October is Special Needs Law Month. Across the country, special needs attorneys and community advocates are not only helping to raise awareness about important rights, they are also providing valuable guidance to families about how best to meet the needs of their loved ones.
Special needs services impact countless families. According to the U.S. Census Bureau there are more than forty million special needs Americans, including many with physical and cognitive impairments that hinder their ability to make decisions.
One important question to consider, is what will happen to these individuals, whether they are children or adults, if their parents or guardians can no longer continue to provide care or if they pass away? For many, the special needs attorneys and community service organizations that are celebrating Special Needs Law Month will be among the best alternatives to help ensure lasting care.
For example, special needs attorneys can help plan for long-term stability through a Special Needs Trust. These are legal arrangements that hold, manage, and grow financial assets for the benefit of special needs individuals. One of the many benefits of these trusts is that they can operate long after the disabled child’s parents or guardians are gone. Further, these trusts are designed to shield special needs beneficiaries from income limits that would otherwise disqualify them from receiving valuable Medicaid and Supplemental Social Security Income benefits.
In addition, a trusted legal advocate can serve as a special needs person’s trustee if a parent or guardian is no longer able to. Advocacy means applying expertise and experience on behalf of someone in need. Accordingly, legal advocates and community support organizations can coordinate care services, monitor care providers’ activities, and help navigate the complicated public benefit rules and regulations that are constantly changing.
Choosing early who you want to act as an official advocate can help ensure a disabled loved one’s needs are met both now and in the future.
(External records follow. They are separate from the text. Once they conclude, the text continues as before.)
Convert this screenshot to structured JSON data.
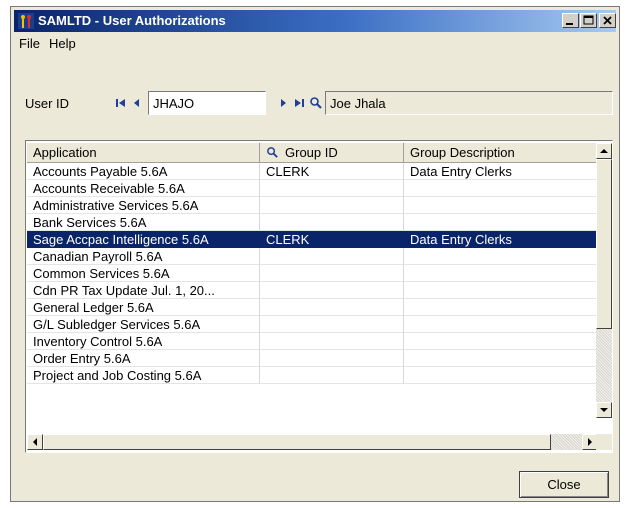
{
  "window": {
    "title": "SAMLTD - User Authorizations",
    "icon": "sage-accpac-icon"
  },
  "menu": [
    {
      "label": "File"
    },
    {
      "label": "Help"
    }
  ],
  "user": {
    "label": "User ID",
    "id_value": "JHAJO",
    "name_value": "Joe Jhala"
  },
  "grid": {
    "columns": [
      {
        "label": "Application"
      },
      {
        "label": "Group ID",
        "icon": "search-icon"
      },
      {
        "label": "Group Description"
      }
    ],
    "rows": [
      {
        "application": "Accounts Payable 5.6A",
        "group_id": "CLERK",
        "group_description": "Data Entry Clerks"
      },
      {
        "application": "Accounts Receivable 5.6A",
        "group_id": "",
        "group_description": ""
      },
      {
        "application": "Administrative Services 5.6A",
        "group_id": "",
        "group_description": ""
      },
      {
        "application": "Bank Services 5.6A",
        "group_id": "",
        "group_description": ""
      },
      {
        "application": "Sage Accpac Intelligence 5.6A",
        "group_id": "CLERK",
        "group_description": "Data Entry Clerks",
        "selected": true
      },
      {
        "application": "Canadian Payroll 5.6A",
        "group_id": "",
        "group_description": ""
      },
      {
        "application": "Common Services 5.6A",
        "group_id": "",
        "group_description": ""
      },
      {
        "application": "Cdn PR Tax Update Jul. 1, 20...",
        "group_id": "",
        "group_description": ""
      },
      {
        "application": "General Ledger 5.6A",
        "group_id": "",
        "group_description": ""
      },
      {
        "application": "G/L Subledger Services 5.6A",
        "group_id": "",
        "group_description": ""
      },
      {
        "application": "Inventory Control 5.6A",
        "group_id": "",
        "group_description": ""
      },
      {
        "application": "Order Entry 5.6A",
        "group_id": "",
        "group_description": ""
      },
      {
        "application": "Project and Job Costing 5.6A",
        "group_id": "",
        "group_description": ""
      }
    ]
  },
  "buttons": {
    "close": "Close"
  },
  "colors": {
    "selection": "#0a246a",
    "title_gradient_start": "#0a246a",
    "title_gradient_end": "#a6caf0",
    "dialog_face": "#ece9d8"
  }
}
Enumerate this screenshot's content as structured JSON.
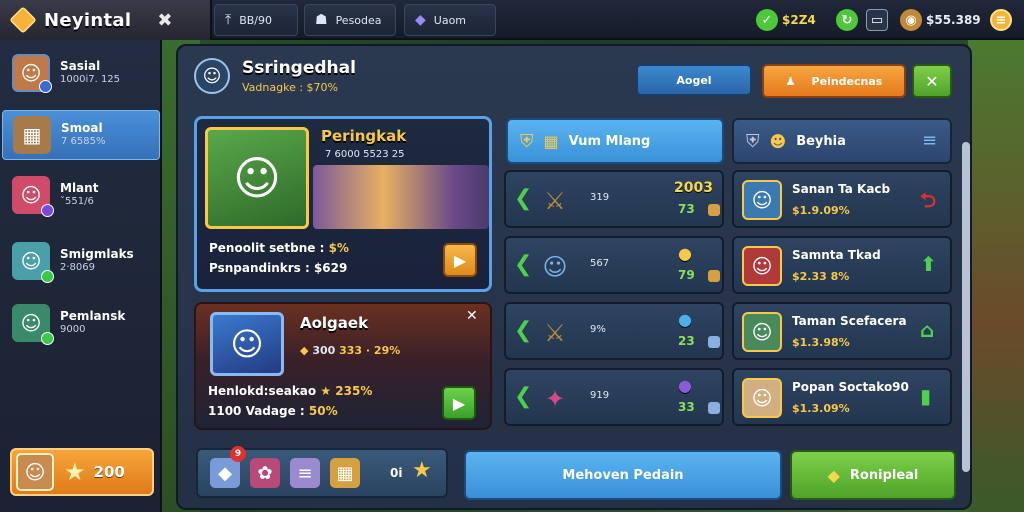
{
  "topbar": {
    "title": "Neyintal",
    "tabs": [
      {
        "label": "BB/90",
        "icon": "up-arrow-icon"
      },
      {
        "label": "Pesodea",
        "icon": "mask-icon"
      },
      {
        "label": "Uaom",
        "icon": "crystal-icon"
      }
    ],
    "resources": {
      "green_value": "$2Z4",
      "gold_value": "$55.389"
    }
  },
  "sidebar": {
    "items": [
      {
        "name": "Sasial",
        "sub": "1000i7. 125"
      },
      {
        "name": "Smoal",
        "sub": "7 6585%"
      },
      {
        "name": "Mlant",
        "sub": "ˇ551/6"
      },
      {
        "name": "Smigmlaks",
        "sub": "2·8069"
      },
      {
        "name": "Pemlansk",
        "sub": "9000"
      }
    ],
    "profile_value": "200"
  },
  "panel": {
    "title": "Ssringedhal",
    "subtitle": "Vadnagke : $70%",
    "btn_blue": "Aogel",
    "btn_orange": "Peindecnas",
    "close": "✕"
  },
  "card1": {
    "title": "Peringkak",
    "small": "7 6000 5523 25",
    "line1_label": "Penoolit setbne :",
    "line1_value": "$%",
    "line2_label": "Psnpandinkrs :",
    "line2_value": "$629"
  },
  "card2": {
    "title": "Aolgaek",
    "small_pre": "300",
    "small_val": "333 · 29%",
    "line1_label": "Henlokd:seakao",
    "line1_value": "★ 235%",
    "line2_label": "1100 Vadage :",
    "line2_value": "50%"
  },
  "strip": {
    "notif": "9",
    "count": "0i"
  },
  "middle": {
    "tab_label": "Vum Mlang",
    "rows": [
      {
        "mid": "319",
        "val1": "2003",
        "val2": "73"
      },
      {
        "mid": "567",
        "val1": "",
        "val2": "79"
      },
      {
        "mid": "9%",
        "val1": "",
        "val2": "23"
      },
      {
        "mid": "919",
        "val1": "",
        "val2": "33"
      }
    ]
  },
  "right": {
    "tab_label": "Beyhia",
    "rows": [
      {
        "name": "Sanan Ta Kacb",
        "price": "$1.9.09%"
      },
      {
        "name": "Samnta Tkad",
        "price": "$2.33 8%"
      },
      {
        "name": "Taman Scefacera",
        "price": "$1.3.98%"
      },
      {
        "name": "Popan Soctako90",
        "price": "$1.3.09%"
      }
    ]
  },
  "bottom": {
    "blue_label": "Mehoven Pedain",
    "green_label": "Ronipleal"
  }
}
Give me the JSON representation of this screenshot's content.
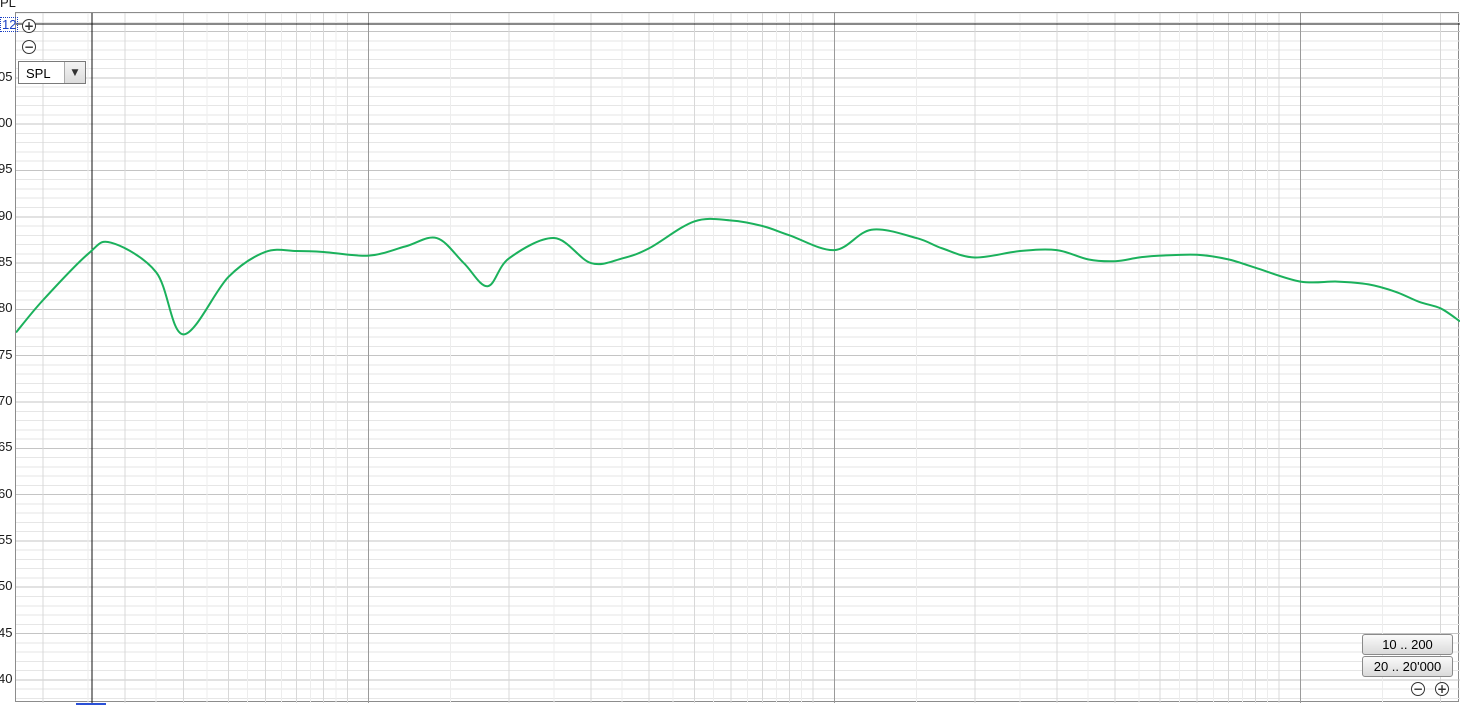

This can be a family member, qualified attorney, an experienced professional, or a community service provider.
Regardless, it is important to secure these relationships early so that a level of trust can develop between them and the special needs individual. Losing a parent or primary caregiver would be traumatic for anyone, but even more so for those with special needs.
It is never too early to plan for the future, and there are plenty of advocates and organizations standing by ready to help. We know this article may raise more questions than it answers for you. Do not wait to contact our office to schedule a meeting with attorney Alan Hougum.